This chapter offers a reading of Wallace's mid-career masterpiece, Infinite Jest. Central to the reading is the juxtaposition of the novel's opening scene—of Hal Incandenza sitting unable to communicate in a college admissions meeting—and its closing scene—of the Alcoholics Anonymous orderly Don Gately lying on a hospital bed with a tube down his throat. Bookended by these scenes, the chapter argues that Wallace's book is structured as a therapeutic intervention into the way we think about communication and self-expression. Central to this argument is the ability to see the sections on Alcoholics Anonymous as the book's moral and philosophical center. It posits the goal of the book as being to bring its readers back from the "hysteria" of metaphysical theory to the "everyday" problems of ordinary unhappiness.
Wallace's most controversial collection of short stories has been accused since its inception of being misogynistic or self-indulgent—a charge that has only gotten more severe as a result of recent indications about Wallace's own treatment of women. The chapter argues, through one of the few readings that accounts for how the collection of stories work together, that misunderstandings of the book rest on a failure to appreciate its strategy of therapeutic "aggravation." The book seeks to exhaust the reader with its characters' various justifications for their misogyny and self-indulgence—which is what truly marks them, rather than their (fairly common) misogynistic behavior, as "hideous." The collection is philosophical in the sense that it exposes hideousness as the function of a certain way of speaking and therefore of a certain form of life.

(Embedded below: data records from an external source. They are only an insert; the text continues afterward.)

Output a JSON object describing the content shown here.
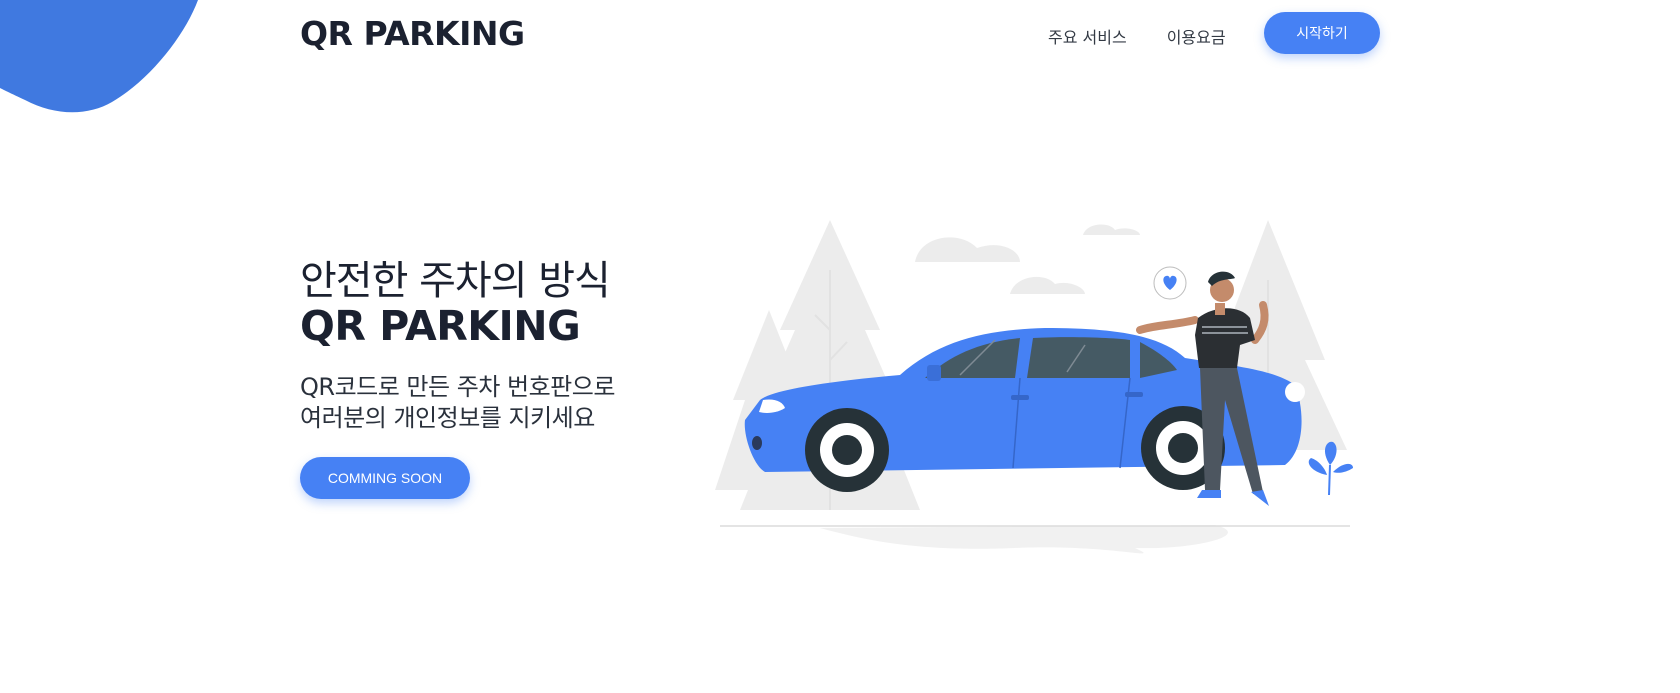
{
  "brand": {
    "logo": "QR PARKING",
    "accent": "#4681f4"
  },
  "nav": {
    "links": [
      "주요 서비스",
      "이용요금"
    ],
    "cta": "시작하기"
  },
  "hero": {
    "line1": "안전한 주차의 방식",
    "line2": "QR PARKING",
    "subtitle": [
      "QR코드로 만든 주차 번호판으로",
      "여러분의 개인정보를 지키세요"
    ],
    "button": "COMMING SOON"
  },
  "illustration": {
    "subject": "person-with-blue-car",
    "colors": {
      "car": "#4681f4",
      "trees": "#ececec",
      "shirt": "#2b2f33",
      "pants": "#4d5660"
    }
  }
}
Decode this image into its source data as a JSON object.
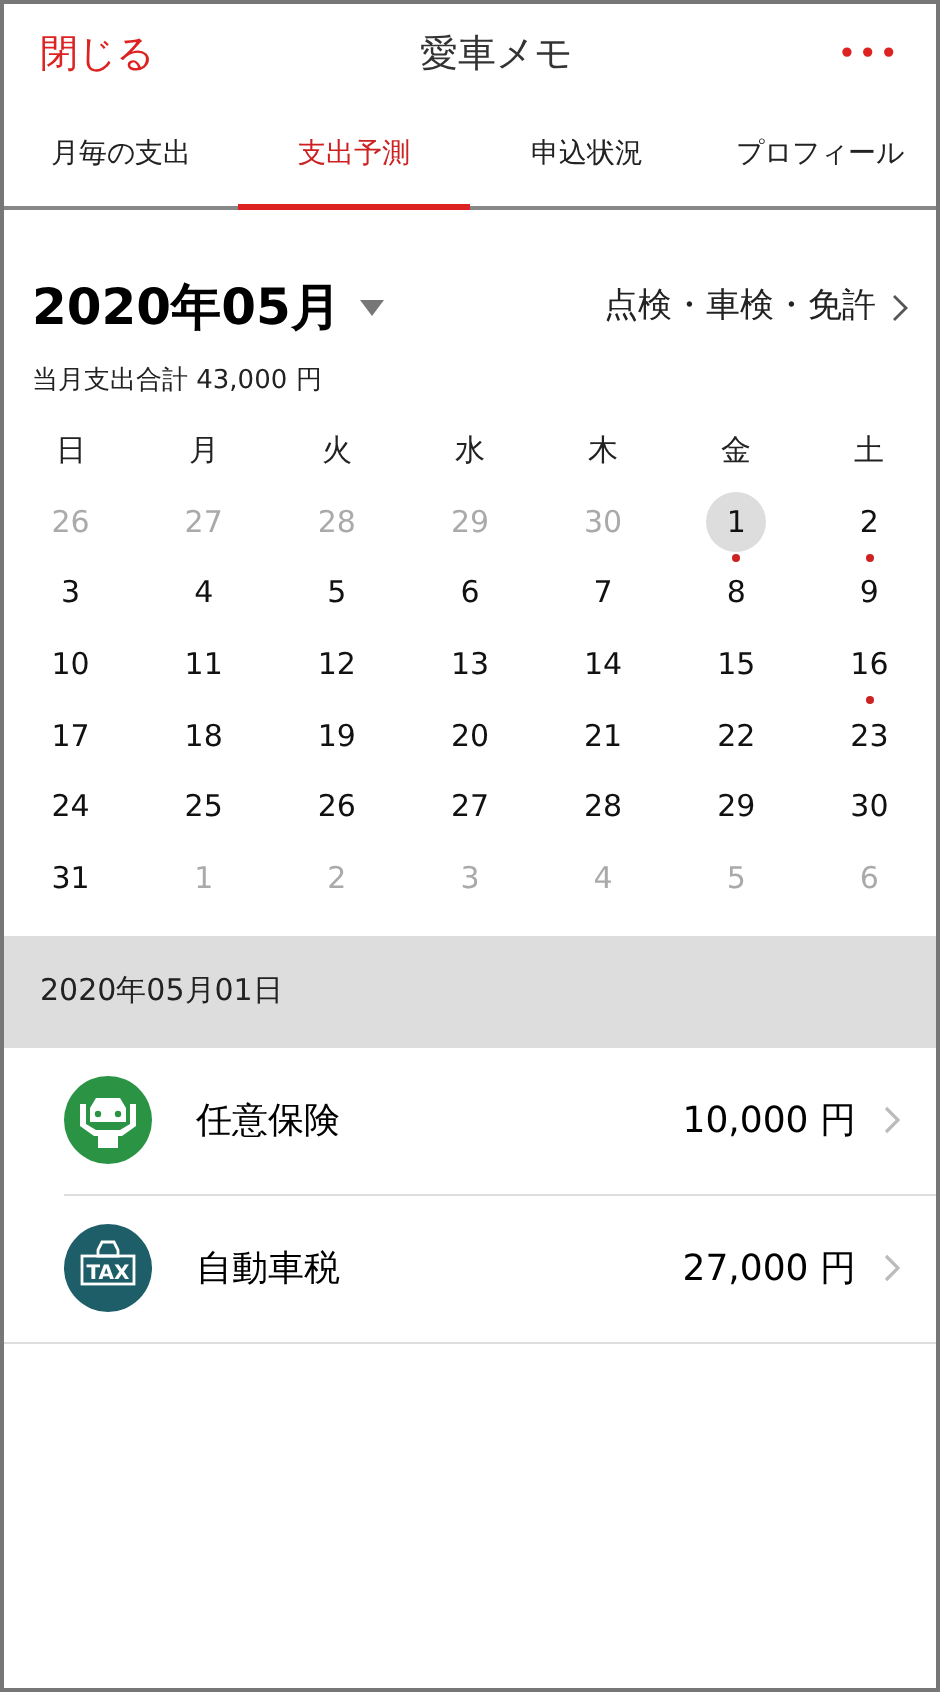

This chapter interprets Wallace's final, unfinished novel, The Pale King, as a dialogue between two forms of philosophical procedure: Wittgenstein's therapeutic philosophy and Stanley Cavell's perfectionism. The book represents a new stage in Wallace's project insofar as it endeavors to go beyond negative therapy to positive inspiration. Wallace is on shakier ground here, and perhaps his attempt to portray "maturity" positively in fiction was responsible for his difficulty finishing the book. It is also indicative of a moralism that he mostly holds at bay in his earlier writing. Still, detractors who point to the novel as like "self-help" reinforce the hard distinction between philosophy and self-help or therapy that Wallace takes aim at throughout his fiction. If aspects of The Pale King can be usefully compared to self-help or "books of affirmations," the novel also seeks to demonstrate why its readers are in need of such help.
This chapter explains why Wallace's fiction was a promising candidate for the philosophically therapeutic approach, while also drawing a distinction between art that has a philosophical ambition and art that wants something else. This "something else"—or, as Hamlet calls it, "more"—that art does is the reason that Plato had banished artists from his Republic. Cavell's perfectionism was an attempt to show that Plato had been wrong and that philosophy and art can be united in a common project. But Cavell's reading of Hamlet unwittingly shows the limitations of this commonality. The chapter thus seeks both to state the ultimate aspiration of the therapeutic project and to show where and how its boundaries lie. Not all differences between art and philosophy can or should be bridged.